*PROBLEM TO WORK ON*:
Output all of the records exactly, word for word.

*TASK MATERIAL*:
┌──

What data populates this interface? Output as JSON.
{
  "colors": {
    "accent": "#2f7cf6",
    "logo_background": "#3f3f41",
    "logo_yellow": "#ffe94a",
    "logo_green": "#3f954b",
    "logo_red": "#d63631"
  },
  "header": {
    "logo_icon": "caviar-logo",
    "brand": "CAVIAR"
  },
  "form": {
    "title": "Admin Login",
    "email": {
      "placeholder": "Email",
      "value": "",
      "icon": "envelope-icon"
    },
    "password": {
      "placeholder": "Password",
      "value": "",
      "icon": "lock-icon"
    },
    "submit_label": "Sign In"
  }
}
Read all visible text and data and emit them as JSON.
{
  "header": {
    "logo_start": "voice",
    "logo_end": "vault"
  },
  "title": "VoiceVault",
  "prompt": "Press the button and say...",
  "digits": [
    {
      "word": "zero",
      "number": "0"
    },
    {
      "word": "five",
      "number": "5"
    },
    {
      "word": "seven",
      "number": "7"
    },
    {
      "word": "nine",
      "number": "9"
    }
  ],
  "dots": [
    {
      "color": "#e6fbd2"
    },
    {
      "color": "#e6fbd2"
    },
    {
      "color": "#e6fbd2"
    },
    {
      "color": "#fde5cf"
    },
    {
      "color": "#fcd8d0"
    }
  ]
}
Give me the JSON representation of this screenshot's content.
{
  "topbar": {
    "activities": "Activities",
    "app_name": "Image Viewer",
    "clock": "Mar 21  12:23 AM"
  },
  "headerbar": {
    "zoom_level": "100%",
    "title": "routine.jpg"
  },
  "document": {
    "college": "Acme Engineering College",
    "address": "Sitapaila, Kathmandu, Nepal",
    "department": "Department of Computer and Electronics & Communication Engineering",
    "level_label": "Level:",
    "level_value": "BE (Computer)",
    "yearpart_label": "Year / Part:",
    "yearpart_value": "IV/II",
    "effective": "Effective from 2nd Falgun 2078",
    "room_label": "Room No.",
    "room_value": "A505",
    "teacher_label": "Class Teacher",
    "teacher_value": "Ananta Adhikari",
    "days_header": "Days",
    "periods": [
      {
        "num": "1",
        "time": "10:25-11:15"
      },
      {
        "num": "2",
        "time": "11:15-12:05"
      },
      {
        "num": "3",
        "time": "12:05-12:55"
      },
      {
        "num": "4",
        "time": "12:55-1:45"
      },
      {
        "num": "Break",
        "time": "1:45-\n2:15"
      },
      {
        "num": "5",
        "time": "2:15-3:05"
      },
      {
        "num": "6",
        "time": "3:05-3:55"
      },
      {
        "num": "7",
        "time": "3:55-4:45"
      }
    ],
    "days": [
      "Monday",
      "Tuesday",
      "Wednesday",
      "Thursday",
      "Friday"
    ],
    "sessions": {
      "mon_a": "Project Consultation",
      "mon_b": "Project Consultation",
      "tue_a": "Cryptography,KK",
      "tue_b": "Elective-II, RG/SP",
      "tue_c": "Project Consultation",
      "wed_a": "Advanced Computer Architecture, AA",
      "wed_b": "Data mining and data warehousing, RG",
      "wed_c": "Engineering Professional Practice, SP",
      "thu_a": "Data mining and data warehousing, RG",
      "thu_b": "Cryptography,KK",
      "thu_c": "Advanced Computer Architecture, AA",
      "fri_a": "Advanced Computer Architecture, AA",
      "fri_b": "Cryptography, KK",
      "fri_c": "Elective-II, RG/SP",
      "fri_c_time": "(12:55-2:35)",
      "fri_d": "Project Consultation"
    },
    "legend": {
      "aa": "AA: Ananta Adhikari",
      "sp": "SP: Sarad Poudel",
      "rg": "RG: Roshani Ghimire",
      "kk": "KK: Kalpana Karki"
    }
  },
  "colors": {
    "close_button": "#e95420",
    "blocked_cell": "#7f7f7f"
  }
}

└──

*EXERCISE SOLUTION*:
What data populates this interface? Output as JSON.
{
  "colors": {
    "accent": "#2f7cf6",
    "logo_background": "#3f3f41",
    "logo_yellow": "#ffe94a",
    "logo_green": "#3f954b",
    "logo_red": "#d63631"
  },
  "header": {
    "logo_icon": "caviar-logo",
    "brand": "CAVIAR"
  },
  "form": {
    "title": "Admin Login",
    "email": {
      "placeholder": "Email",
      "value": "",
      "icon": "envelope-icon"
    },
    "password": {
      "placeholder": "Password",
      "value": "",
      "icon": "lock-icon"
    },
    "submit_label": "Sign In"
  }
}
Read all visible text and data and emit them as JSON.
{
  "header": {
    "logo_start": "voice",
    "logo_end": "vault"
  },
  "title": "VoiceVault",
  "prompt": "Press the button and say...",
  "digits": [
    {
      "word": "zero",
      "number": "0"
    },
    {
      "word": "five",
      "number": "5"
    },
    {
      "word": "seven",
      "number": "7"
    },
    {
      "word": "nine",
      "number": "9"
    }
  ],
  "dots": [
    {
      "color": "#e6fbd2"
    },
    {
      "color": "#e6fbd2"
    },
    {
      "color": "#e6fbd2"
    },
    {
      "color": "#fde5cf"
    },
    {
      "color": "#fcd8d0"
    }
  ]
}
Give me the JSON representation of this screenshot's content.
{
  "topbar": {
    "activities": "Activities",
    "app_name": "Image Viewer",
    "clock": "Mar 21  12:23 AM"
  },
  "headerbar": {
    "zoom_level": "100%",
    "title": "routine.jpg"
  },
  "document": {
    "college": "Acme Engineering College",
    "address": "Sitapaila, Kathmandu, Nepal",
    "department": "Department of Computer and Electronics & Communication Engineering",
    "level_label": "Level:",
    "level_value": "BE (Computer)",
    "yearpart_label": "Year / Part:",
    "yearpart_value": "IV/II",
    "effective": "Effective from 2nd Falgun 2078",
    "room_label": "Room No.",
    "room_value": "A505",
    "teacher_label": "Class Teacher",
    "teacher_value": "Ananta Adhikari",
    "days_header": "Days",
    "periods": [
      {
        "num": "1",
        "time": "10:25-11:15"
      },
      {
        "num": "2",
        "time": "11:15-12:05"
      },
      {
        "num": "3",
        "time": "12:05-12:55"
      },
      {
        "num": "4",
        "time": "12:55-1:45"
      },
      {
        "num": "Break",
        "time": "1:45-\n2:15"
      },
      {
        "num": "5",
        "time": "2:15-3:05"
      },
      {
        "num": "6",
        "time": "3:05-3:55"
      },
      {
        "num": "7",
        "time": "3:55-4:45"
      }
    ],
    "days": [
      "Monday",
      "Tuesday",
      "Wednesday",
      "Thursday",
      "Friday"
    ],
    "sessions": {
      "mon_a": "Project Consultation",
      "mon_b": "Project Consultation",
      "tue_a": "Cryptography,KK",
      "tue_b": "Elective-II, RG/SP",
      "tue_c": "Project Consultation",
      "wed_a": "Advanced Computer Architecture, AA",
      "wed_b": "Data mining and data warehousing, RG",
      "wed_c": "Engineering Professional Practice, SP",
      "thu_a": "Data mining and data warehousing, RG",
      "thu_b": "Cryptography,KK",
      "thu_c": "Advanced Computer Architecture, AA",
      "fri_a": "Advanced Computer Architecture, AA",
      "fri_b": "Cryptography, KK",
      "fri_c": "Elective-II, RG/SP",
      "fri_c_time": "(12:55-2:35)",
      "fri_d": "Project Consultation"
    },
    "legend": {
      "aa": "AA: Ananta Adhikari",
      "sp": "SP: Sarad Poudel",
      "rg": "RG: Roshani Ghimire",
      "kk": "KK: Kalpana Karki"
    }
  },
  "colors": {
    "close_button": "#e95420",
    "blocked_cell": "#7f7f7f"
  }
}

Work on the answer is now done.